In a recent filing with the FCC, Google stated it was interested in testing a new high-speed wifi product – a spin-off of its much-ballyhooed Internet service “Fiber” – here in Atlanta. And that could be a boon for Atlanta real estate.
Google Fiber is fast. Insanely fast. According to tests, Google Fiber can reach download speeds of one gigabyte, or 1,000 megabytes, per second; that is roughly 100 times faster than what most Americans enjoy, and allows users to download large files (a movie, for instance) in less than two minutes.
High-speed Internet and homebuyers

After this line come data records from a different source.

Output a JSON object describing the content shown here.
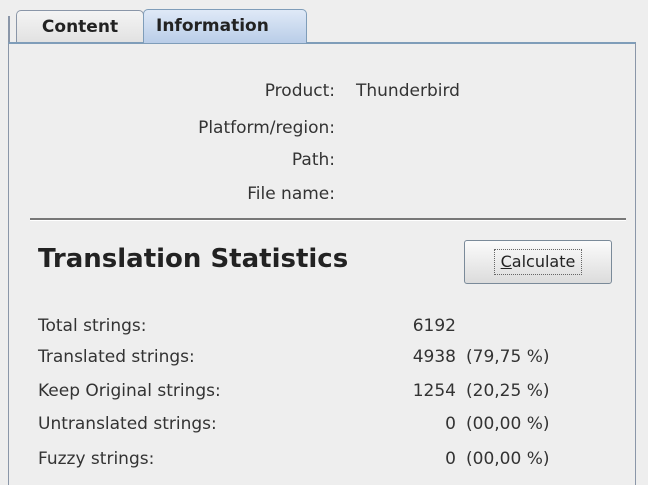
{
  "tabs": [
    {
      "label": "Content"
    },
    {
      "label": "Information"
    }
  ],
  "info": {
    "product_label": "Product:",
    "product_value": "Thunderbird",
    "platform_label": "Platform/region:",
    "platform_value": "",
    "path_label": "Path:",
    "path_value": "",
    "filename_label": "File name:",
    "filename_value": ""
  },
  "stats": {
    "heading": "Translation Statistics",
    "calculate_prefix": "",
    "calculate_mnemonic": "C",
    "calculate_rest": "alculate",
    "rows": [
      {
        "label": "Total strings:",
        "count": "6192",
        "percent": ""
      },
      {
        "label": "Translated strings:",
        "count": "4938",
        "percent": "(79,75 %)"
      },
      {
        "label": "Keep Original strings:",
        "count": "1254",
        "percent": "(20,25 %)"
      },
      {
        "label": "Untranslated strings:",
        "count": "0",
        "percent": "(00,00 %)"
      },
      {
        "label": "Fuzzy strings:",
        "count": "0",
        "percent": "(00,00 %)"
      }
    ]
  },
  "colors": {
    "active_tab": "#b9cde8",
    "tab_border": "#7f9db9",
    "background": "#eeeeee"
  }
}
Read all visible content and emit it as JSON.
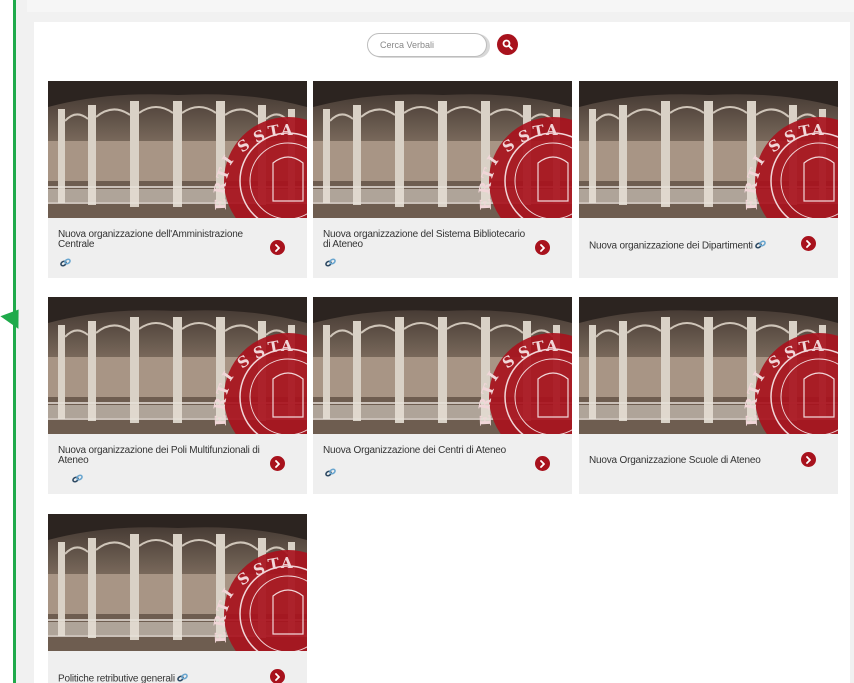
{
  "search": {
    "placeholder": "Cerca Verbali"
  },
  "colors": {
    "accent": "#a8121d",
    "guide": "#1faa4b"
  },
  "icons": {
    "search": "search-icon",
    "arrow": "chevron-right-icon",
    "link": "link-icon"
  },
  "cards": [
    {
      "title": "Nuova organizzazione dell'Amministrazione Centrale",
      "has_link": true
    },
    {
      "title": "Nuova organizzazione del Sistema Bibliotecario di Ateneo",
      "has_link": true
    },
    {
      "title": "Nuova organizzazione dei Dipartimenti",
      "has_link": true
    },
    {
      "title": "Nuova organizzazione dei Poli Multifunzionali di Ateneo",
      "has_link": true
    },
    {
      "title": "Nuova Organizzazione dei Centri di Ateneo",
      "has_link": true
    },
    {
      "title": "Nuova Organizzazione Scuole di Ateneo",
      "has_link": false
    },
    {
      "title": "Politiche retributive generali",
      "has_link": true
    }
  ]
}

Having access to that high-speed Internet has become the goal of every big-city mayor in America (Google has been selective in where it installs the service), and for good reason – along with the obvious benefits to the technology sector, there is compelling research that high-speed Internet is good for real estate. A survey from ISPreview found that 71.9 percent of homebuyers would pass on an ideal property if it lacked high-speed broadband, while 22.8 percent said they would negotiate a lower price; only 5.1 percent said they are not bothered by a home’s Internet performance.
The “last mile” problem
All of that sounds great for Atlanta’s economy. Google installs its high-speed Internet, people use it en masse, and then the access to that system becomes as appealing a selling point as convenience to the lakefront and proximity to the L.
Except, it’s not quite that simple. The wifi service Google wants to pursue does not have an official name yet because it does not technically exist. Google Fiber, in its current form, it a classic wire-based Internet, meaning it requires running fiberoptic wires to every house and business that wants to utilize it.
As Fortune magazine explained, that installation of wiring (called the “last mile” problem) is very expensive, and there is an enormous graveyard of failed Internet companies that were unable to absorb that cost. Google does not release the specific finances behind Fiber, which is part of the fuzzy “other bets” segment of the company’s budget. “Other bets,” though, did run at an operating loss of $859 million in just 2016’s second quarter.
Thus, as the Wall Street Journal reported, Google is looking for ways to cut down on its costs, and its new embrace of wifi Internet is part of that initiative. In addition, it has suspended earlier efforts to install Fiber in San Jose and Portland, Ore.
The wifi solution, though, will not be immediate. Fortune noted that high-band signals do not travel far, and that historically, they have experienced problems traveling through large buildings. So once Google figures out the next step in its high-speed Internet rollout, the impact will be considerable in Atlanta – the big question is when.